October 4th, 2016


For Evelyn

A friend's little girl asked her if God ever laughs. This generated quite a thread in the social media post it appeared in. I thought I would follow up that thread with this one.

Years and years ago, I was pondering the nature of church music. Our hymn tunes come from all different sources, secular as well as sacred. But what I was wondering was, is there anything intrinsically more appropriate -- or less appropriate -- for use in church; that is, in the music itself. I mean, we all remember Bart Simpson's practical joke in giving the Springfield congregation a hymn to sing called "In the Garden of Eden" by I. Ron Butterfly. "Wait a minute," said the slow-witted pastor after a verse or so. "That sounds like Rock and/or Roll."

Well, just to test the bounds of appropriate music, I decided to go looking for the most inappropriate or silliest folk tune I could find, just to see if I could write a hymn to that tune which would make the tune serve the worship of God. I settled on the rollicking fox hunting tune, "John Peel." Nothing could be weirder than that, I thought, except of course, for "Rock and/or Roll."

The result is a hymn I call "The Laughter of God." I've had congregations sing it a couple of times, usually around Easter.

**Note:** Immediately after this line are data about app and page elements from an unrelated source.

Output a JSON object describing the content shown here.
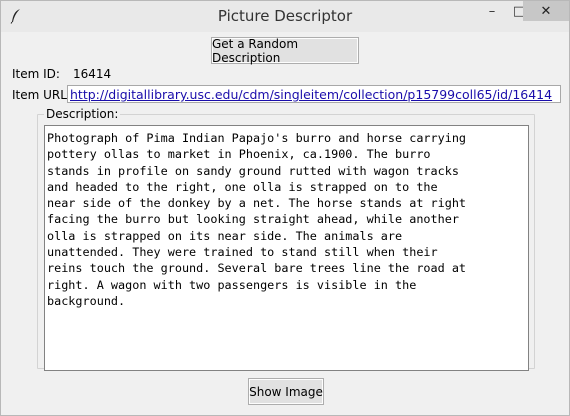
{
  "window": {
    "title": "Picture Descriptor",
    "controls": {
      "minimize": "–",
      "maximize": "□",
      "close": "✕"
    }
  },
  "toolbar": {
    "random_label": "Get a Random Description"
  },
  "item": {
    "id_label": "Item ID:",
    "id_value": "16414",
    "url_label": "Item URL:",
    "url_value": "http://digitallibrary.usc.edu/cdm/singleitem/collection/p15799coll65/id/16414"
  },
  "description": {
    "legend": "Description:",
    "text": "Photograph of Pima Indian Papajo's burro and horse carrying\npottery ollas to market in Phoenix, ca.1900. The burro\nstands in profile on sandy ground rutted with wagon tracks\nand headed to the right, one olla is strapped on to the\nnear side of the donkey by a net. The horse stands at right\nfacing the burro but looking straight ahead, while another\nolla is strapped on its near side. The animals are\nunattended. They were trained to stand still when their\nreins touch the ground. Several bare trees line the road at\nright. A wagon with two passengers is visible in the\nbackground."
  },
  "footer": {
    "show_label": "Show Image"
  },
  "icons": {
    "app": "feather-icon"
  },
  "colors": {
    "link": "#1a0dab",
    "close_bg": "#c7c7c7"
  }
}
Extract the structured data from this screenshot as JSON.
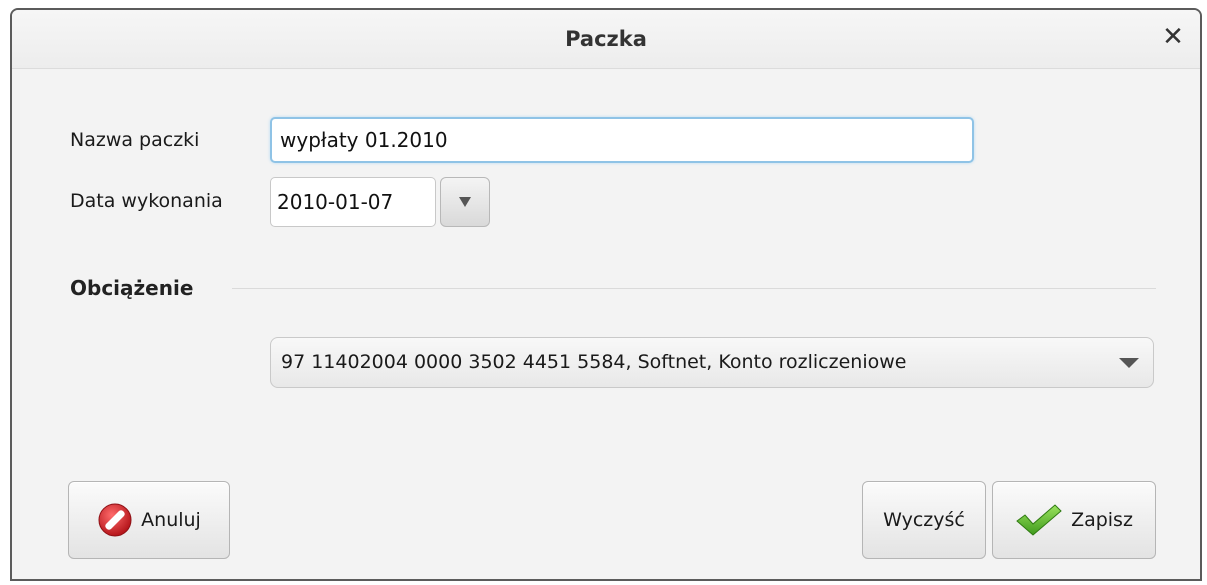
{
  "window": {
    "title": "Paczka",
    "close_label": "✕"
  },
  "form": {
    "name_label": "Nazwa paczki",
    "name_value": "wypłaty 01.2010",
    "date_label": "Data wykonania",
    "date_value": "2010-01-07",
    "date_dropdown_icon": "triangle-down-icon"
  },
  "section": {
    "title": "Obciążenie",
    "account_selected": "97 11402004 0000 3502 4451 5584, Softnet, Konto rozliczeniowe"
  },
  "buttons": {
    "cancel_label": "Anuluj",
    "cancel_icon": "no-entry-icon",
    "clear_label": "Wyczyść",
    "save_label": "Zapisz",
    "save_icon": "checkmark-icon"
  },
  "colors": {
    "focus_border": "#8fc3e6",
    "cancel_icon_red": "#d9262c",
    "save_icon_green": "#5cb82a"
  }
}
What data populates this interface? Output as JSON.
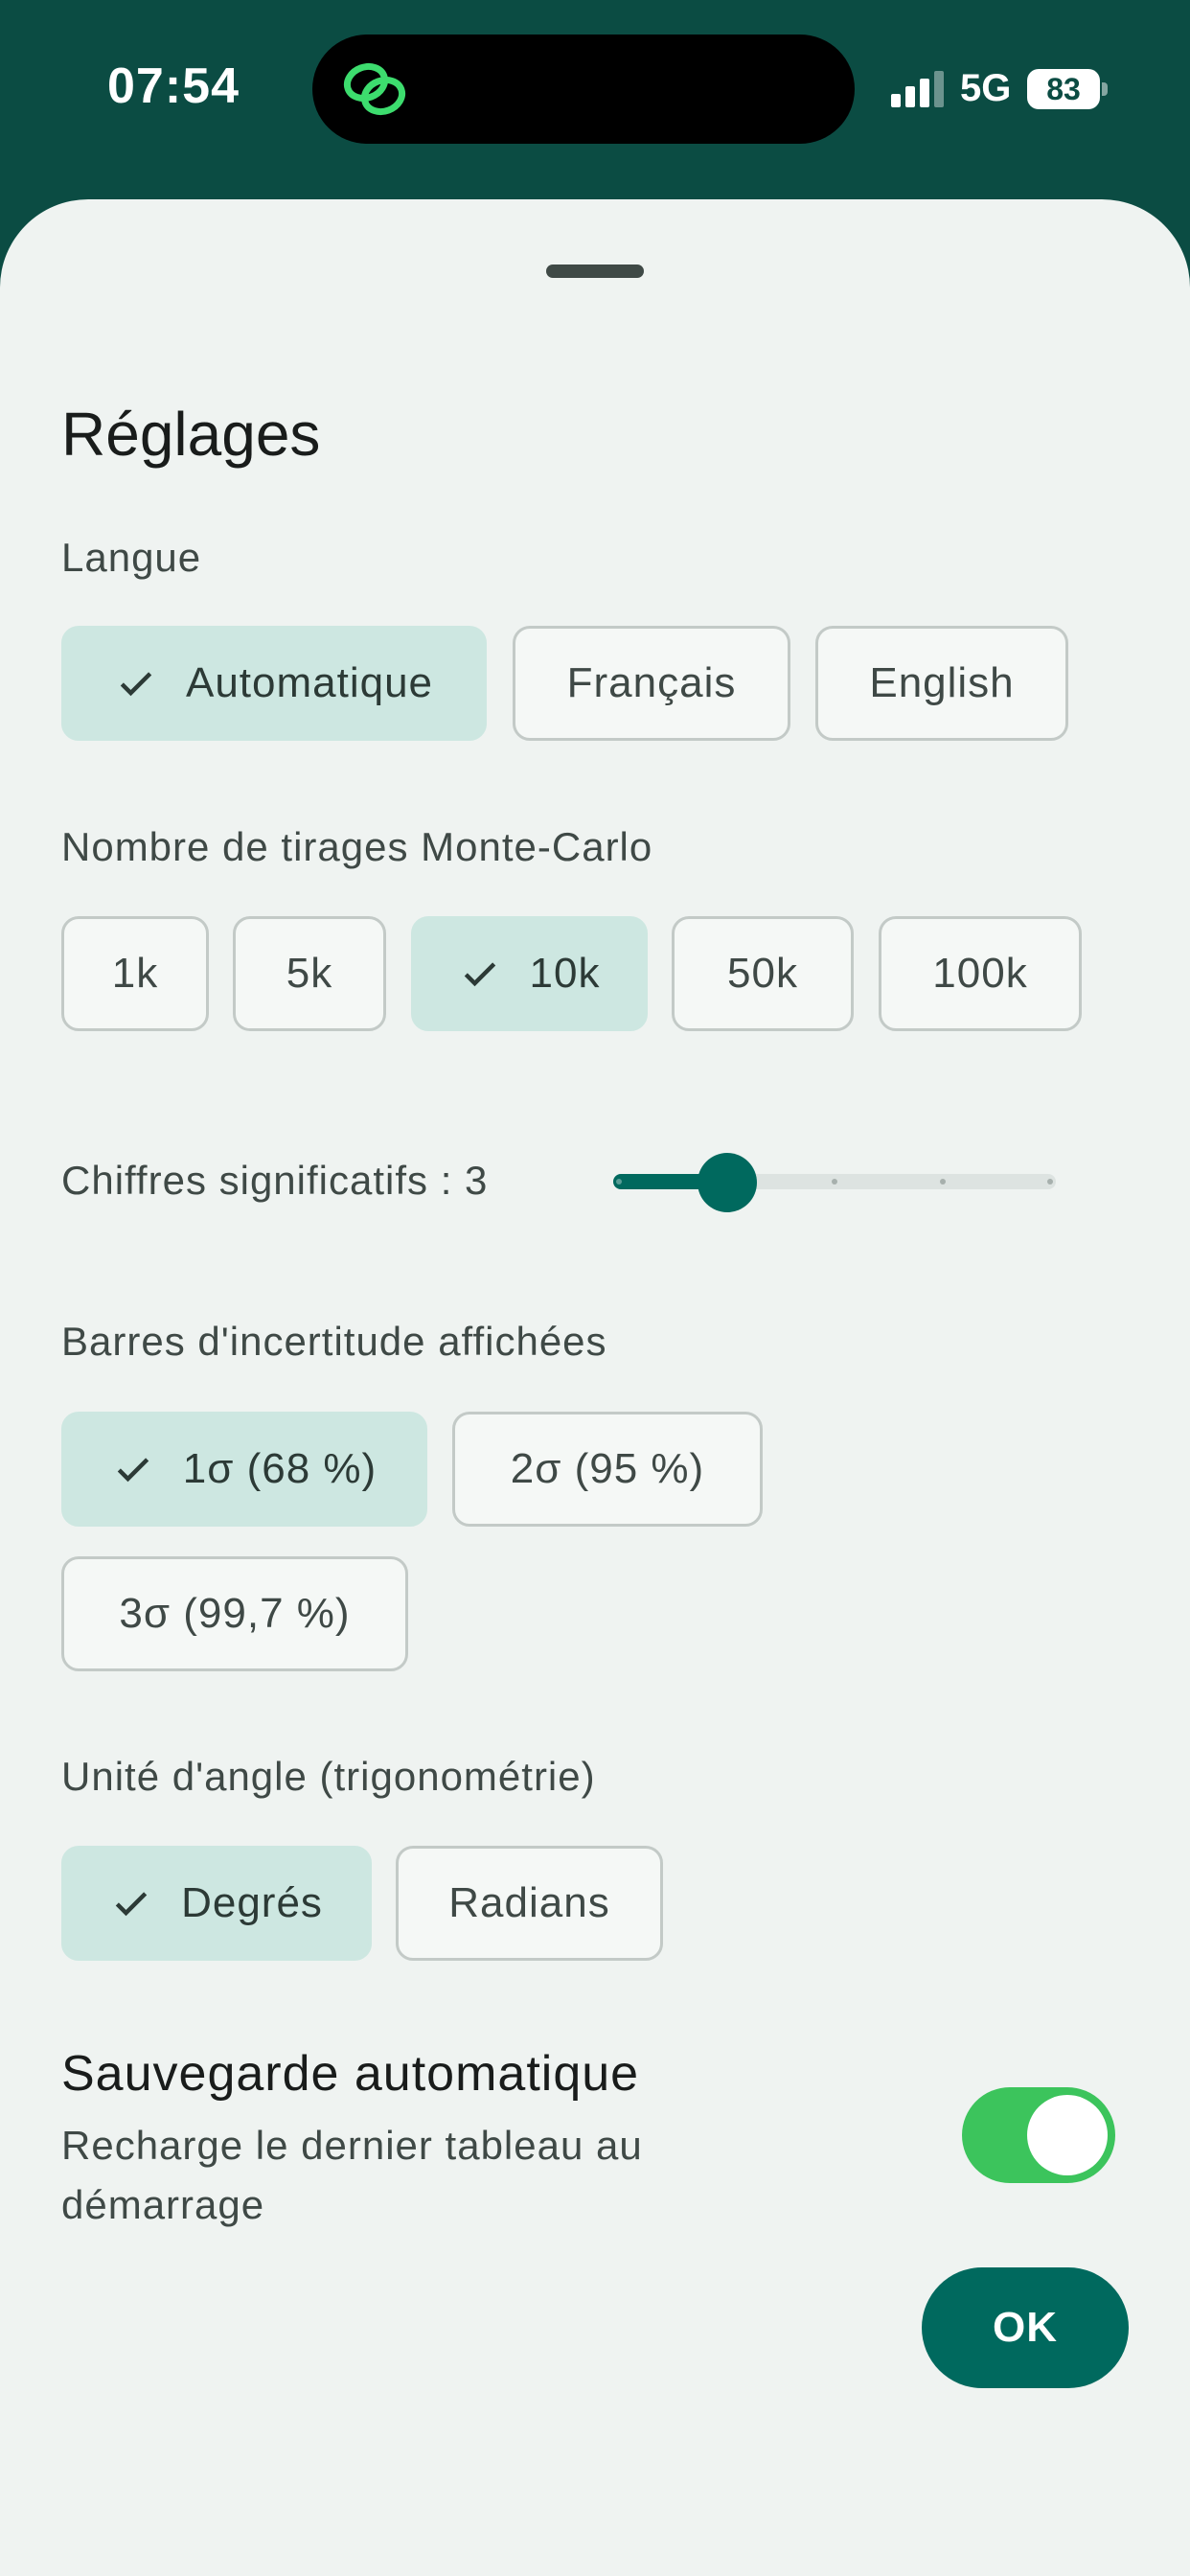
{
  "status_bar": {
    "time": "07:54",
    "network": "5G",
    "battery": "83",
    "island_icon": "chain-link-icon",
    "signal_icon": "signal-bars-icon"
  },
  "sheet": {
    "title": "Réglages",
    "language": {
      "label": "Langue",
      "options": [
        {
          "label": "Automatique",
          "selected": true
        },
        {
          "label": "Français",
          "selected": false
        },
        {
          "label": "English",
          "selected": false
        }
      ]
    },
    "monte_carlo": {
      "label": "Nombre de tirages Monte-Carlo",
      "options": [
        {
          "label": "1k",
          "selected": false
        },
        {
          "label": "5k",
          "selected": false
        },
        {
          "label": "10k",
          "selected": true
        },
        {
          "label": "50k",
          "selected": false
        },
        {
          "label": "100k",
          "selected": false
        }
      ]
    },
    "significant_digits": {
      "label": "Chiffres significatifs : 3",
      "value": 3,
      "min": 2,
      "max": 6
    },
    "error_bars": {
      "label": "Barres d'incertitude affichées",
      "options": [
        {
          "label": "1σ (68 %)",
          "selected": true
        },
        {
          "label": "2σ (95 %)",
          "selected": false
        },
        {
          "label": "3σ (99,7 %)",
          "selected": false
        }
      ]
    },
    "angle_unit": {
      "label": "Unité d'angle (trigonométrie)",
      "options": [
        {
          "label": "Degrés",
          "selected": true
        },
        {
          "label": "Radians",
          "selected": false
        }
      ]
    },
    "autosave": {
      "title": "Sauvegarde automatique",
      "subtitle": "Recharge le dernier tableau au démarrage",
      "enabled": true
    },
    "ok_label": "OK"
  },
  "colors": {
    "header_bg": "#0b4c43",
    "sheet_bg": "#eff3f1",
    "accent": "#00695e",
    "chip_selected": "#cde7e1",
    "toggle_on": "#3cc45c"
  }
}
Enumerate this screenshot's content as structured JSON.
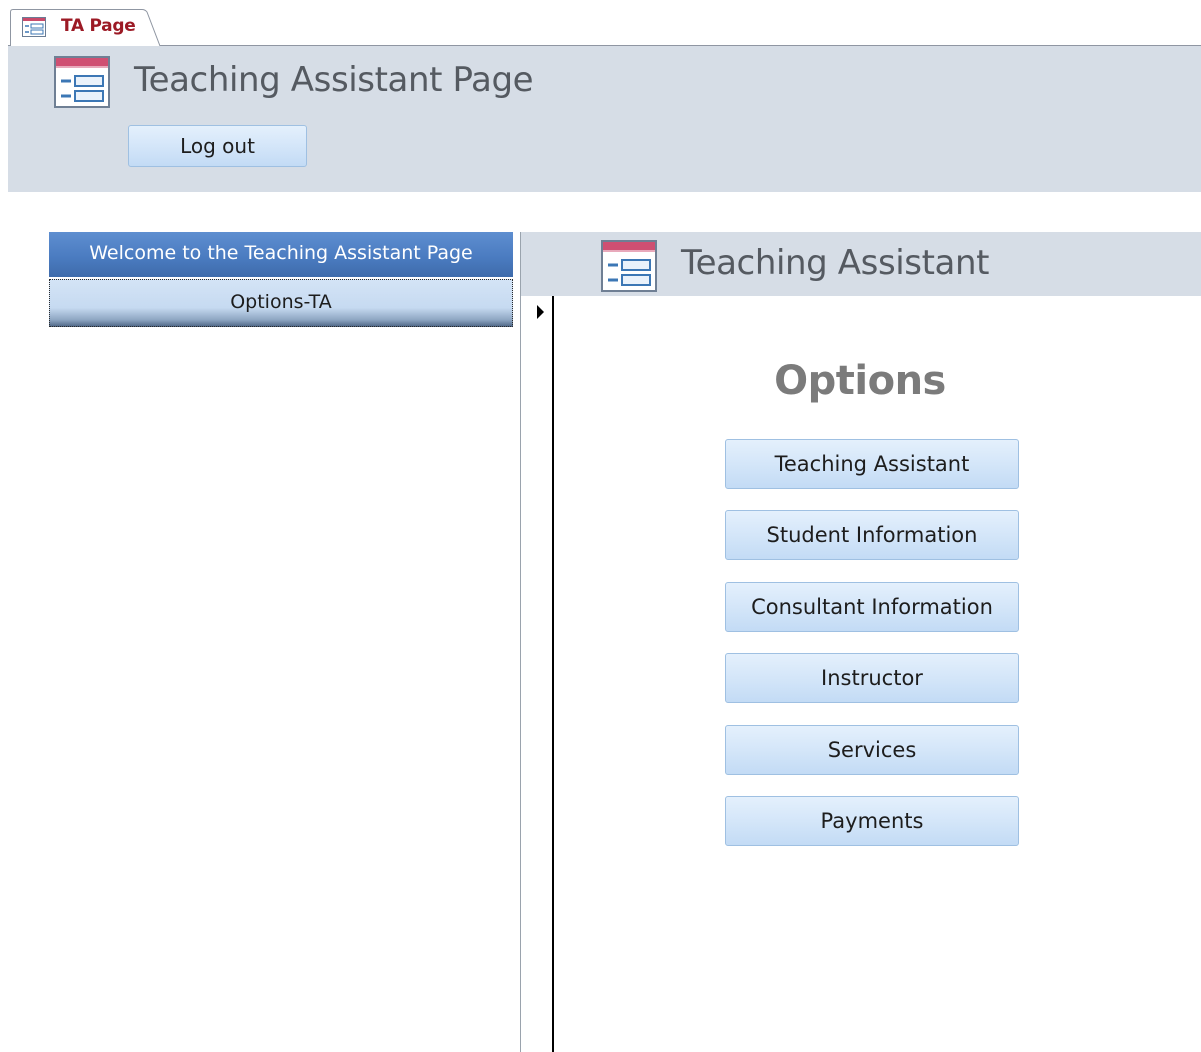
{
  "tab": {
    "label": "TA Page"
  },
  "header": {
    "title": "Teaching Assistant Page",
    "logout_label": "Log out"
  },
  "navigation": {
    "header": "Welcome to the Teaching Assistant Page",
    "items": [
      {
        "label": "Options-TA"
      }
    ]
  },
  "subform": {
    "title": "Teaching Assistant",
    "section_title": "Options",
    "buttons": [
      {
        "label": "Teaching Assistant"
      },
      {
        "label": "Student Information"
      },
      {
        "label": "Consultant Information"
      },
      {
        "label": "Instructor"
      },
      {
        "label": "Services"
      },
      {
        "label": "Payments"
      }
    ]
  },
  "colors": {
    "accent": "#4b7cc1",
    "tab_text": "#9c1a25",
    "header_bg": "#d6dde6"
  }
}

They love it. So, as far as I'm concerned, there is no music -- qua music -- which is off limits for the church. It's just a matter of finding the right text and the right occasion. Here is the hymn.

The Laughter of God
2. To the grieving folk bound with chains of gloom
he spoke of his kingdom of joy and of room
that he'd make for those who with tears by the tomb
had denied there could be a new morning. REFRAIN.

3. Then remember how in the garden there
he trembled and shook as he knelt in prayer,
but he still found faith in the dark night to dare
that with God he would rise in the morning. REFRAIN.

4. So then let us sing and in him delight
for Christ lives again and has set us aright
with God above and we'll pass through the night
when he calls us to joy in the morning. REFRAIN.
Words: Arthur W. Collins
Music: Traditional English melody ("John Peel")
Words Copyright 1986, 2002 Arthur W. Collins